Wide-belt sander: A big sander similar in idea to a planer, but much larger. Uses a big sanding belt head instead of a planer's knife cutterhead, and calls for air from a different source to tension the belt. For rough sanding large areas or completing. Used generally for manufacturing furniture and cabinets.
Sandpaper, additionally known as glasspaper
is a heavy paper with abrasive product attached to its surface.
Sandpaper is part of the "coated abrasives" family members of abrasive items. It is used to remove small amounts of product from areas, either to make them smoother (painting and wood finishing), to remove a layer of product (e.g. old paint), or sometimes to make the surface rougher (e.g. as a preparation to gluing).
In addition to paper, backing for sandpaper consists of cloth (cotton, polyester, rayon), ANIMAL film, and "fiber", or rubber. Fabric backing is utilized for sandpaper discs and belts, while mylar is utilized as backing for very fine grits. Fibre or vulcanized fiber is a sturdy backing material consisting of lots of layers of polymer impregnated paper. The weight of the backing is generally designated by a letter. For paper backings, the weight scores range from "A" to "F," with A designating the lightest and F the heaviest. Letter nomenclature follows a different system for cloth backings, with the weight of the backing rated J, X, Y, T, and M, from lightest to heaviest. A flexible backing enables sandpaper to follow irregular contours of a workpiece; reasonably inflexible backing is optimum for routine rounded or flat areas.
Sandpaper backings may be glued to the paper or form an independent support framework for relocating sandpaper, such as utilized in sanding belts and discs. Stronger paper or backing raises the ease of sanding wood, so good quality sand paper is a lot far better than reasonable quality sandpaper. The more difficult the backing product, the much faster the sanding, the much faster the wear of the paper and the rougher the sanded area.
Materials made use of for the abrading grains are:
flint: no longer frequently used
garnet: typically made use of in woodworking
emery: frequently made use of to abrade or polish metal
aluminium oxide: The most common in widest selection of grits, most competitive unit cost; can be made use of on metal (i.e. body stores) or wood
silicon carbide: available in extremely rugged grits all the way with to microgrits, common in wet applications
alumina-zirconia: (an aluminium oxide-- zirconium oxide alloy), utilized for equipment grinding applications

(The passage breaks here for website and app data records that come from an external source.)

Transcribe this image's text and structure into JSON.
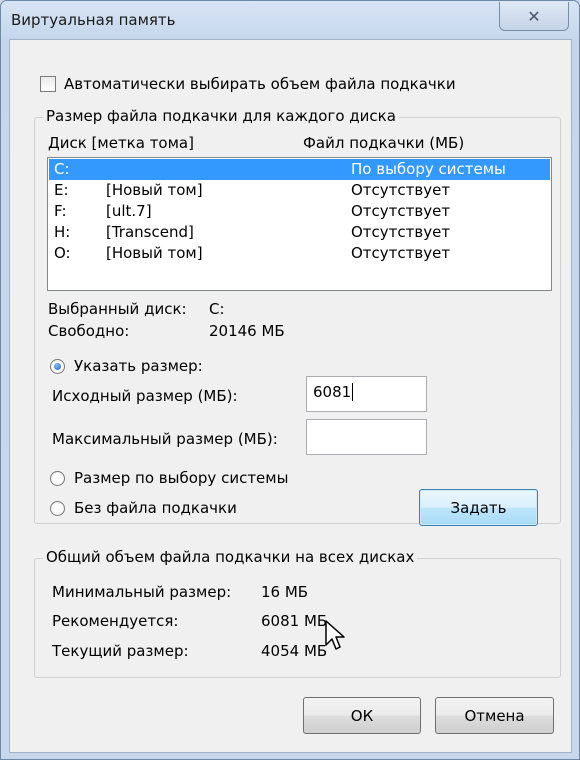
{
  "window": {
    "title": "Виртуальная память",
    "close_glyph": "✕"
  },
  "auto_checkbox": {
    "label": "Автоматически выбирать объем файла подкачки",
    "checked": false
  },
  "per_disk_group": {
    "title": "Размер файла подкачки для каждого диска",
    "col_disk": "Диск [метка тома]",
    "col_pagefile": "Файл подкачки (МБ)",
    "rows": [
      {
        "drive": "C:",
        "label": "",
        "pagefile": "По выбору системы",
        "selected": true
      },
      {
        "drive": "E:",
        "label": "[Новый том]",
        "pagefile": "Отсутствует",
        "selected": false
      },
      {
        "drive": "F:",
        "label": "[ult.7]",
        "pagefile": "Отсутствует",
        "selected": false
      },
      {
        "drive": "H:",
        "label": "[Transcend]",
        "pagefile": "Отсутствует",
        "selected": false
      },
      {
        "drive": "O:",
        "label": "[Новый том]",
        "pagefile": "Отсутствует",
        "selected": false
      }
    ],
    "selected_drive_label": "Выбранный диск:",
    "selected_drive_value": "C:",
    "free_label": "Свободно:",
    "free_value": "20146 МБ",
    "custom_size_radio": "Указать размер:",
    "initial_size_label": "Исходный размер (МБ):",
    "initial_size_value": "6081",
    "max_size_label": "Максимальный размер (МБ):",
    "max_size_value": "",
    "system_size_radio": "Размер по выбору системы",
    "no_pagefile_radio": "Без файла подкачки",
    "set_button": "Задать",
    "selected_radio": "custom"
  },
  "totals_group": {
    "title": "Общий объем файла подкачки на всех дисках",
    "min_label": "Минимальный размер:",
    "min_value": "16 МБ",
    "recommended_label": "Рекомендуется:",
    "recommended_value": "6081 МБ",
    "current_label": "Текущий размер:",
    "current_value": "4054 МБ"
  },
  "buttons": {
    "ok": "ОК",
    "cancel": "Отмена"
  },
  "colors": {
    "selection": "#3399ff",
    "title_bar": "#c5d6ec",
    "dialog_bg": "#f0f0f0"
  }
}
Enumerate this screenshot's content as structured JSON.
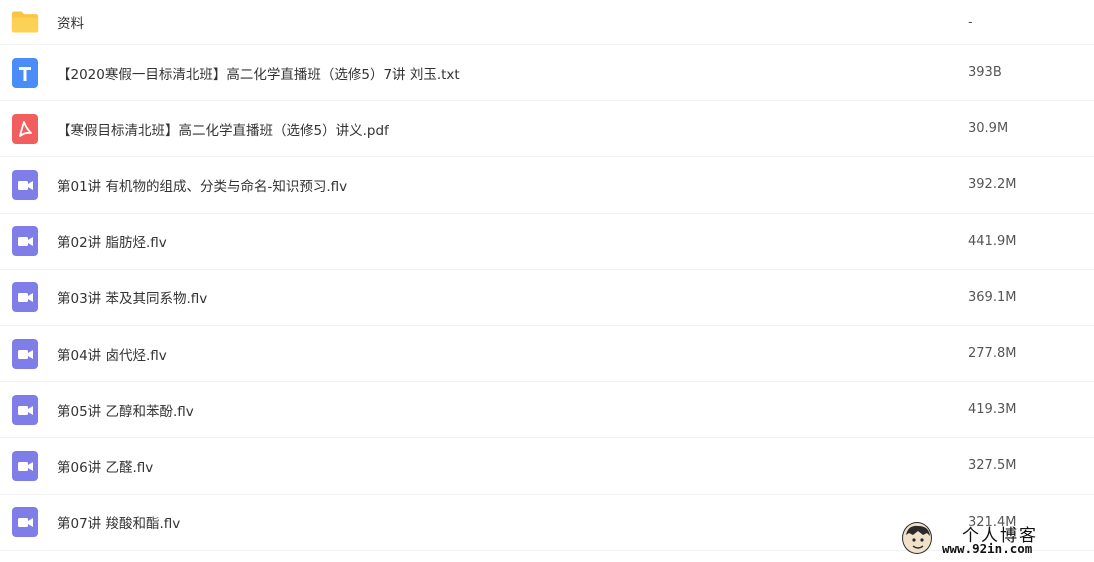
{
  "colors": {
    "folder": "#f9c542",
    "txt": "#4a8df8",
    "pdf": "#f25d5d",
    "video": "#7f7ee8",
    "divider": "#f1f2f4"
  },
  "files": [
    {
      "name": "资料",
      "size": "-",
      "icon": "folder-icon"
    },
    {
      "name": "【2020寒假一目标清北班】高二化学直播班（选修5）7讲 刘玉.txt",
      "size": "393B",
      "icon": "txt-file-icon"
    },
    {
      "name": "【寒假目标清北班】高二化学直播班（选修5）讲义.pdf",
      "size": "30.9M",
      "icon": "pdf-file-icon"
    },
    {
      "name": "第01讲 有机物的组成、分类与命名-知识预习.flv",
      "size": "392.2M",
      "icon": "video-file-icon"
    },
    {
      "name": "第02讲 脂肪烃.flv",
      "size": "441.9M",
      "icon": "video-file-icon"
    },
    {
      "name": "第03讲 苯及其同系物.flv",
      "size": "369.1M",
      "icon": "video-file-icon"
    },
    {
      "name": "第04讲 卤代烃.flv",
      "size": "277.8M",
      "icon": "video-file-icon"
    },
    {
      "name": "第05讲 乙醇和苯酚.flv",
      "size": "419.3M",
      "icon": "video-file-icon"
    },
    {
      "name": "第06讲 乙醛.flv",
      "size": "327.5M",
      "icon": "video-file-icon"
    },
    {
      "name": "第07讲 羧酸和酯.flv",
      "size": "321.4M",
      "icon": "video-file-icon"
    }
  ],
  "watermark": {
    "title": "个人博客",
    "url": "www.92in.com"
  }
}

Chromium (III) oxide: utilized in exceptionally fine micron grit (micrometre level) papers
ceramic aluminum oxide: used in high pressure applications, made use of in both coated abrasives, as well as in bonded abrasives.
Sandpaper could be "stearated" where a dry lube is loaded to the abrasive. Stearated papers are useful in sanding coats of finish and paint as the stearate "cleaning agent" avoids obstructing and raises the helpful life of the sandpaper.
The more challenging the grit material, the easier the sanding of areas like wood. The grit product for polishing granite slab should be more challenging than granite.
Later on abrading surfaces consist of long-life stainless steel sanding discs.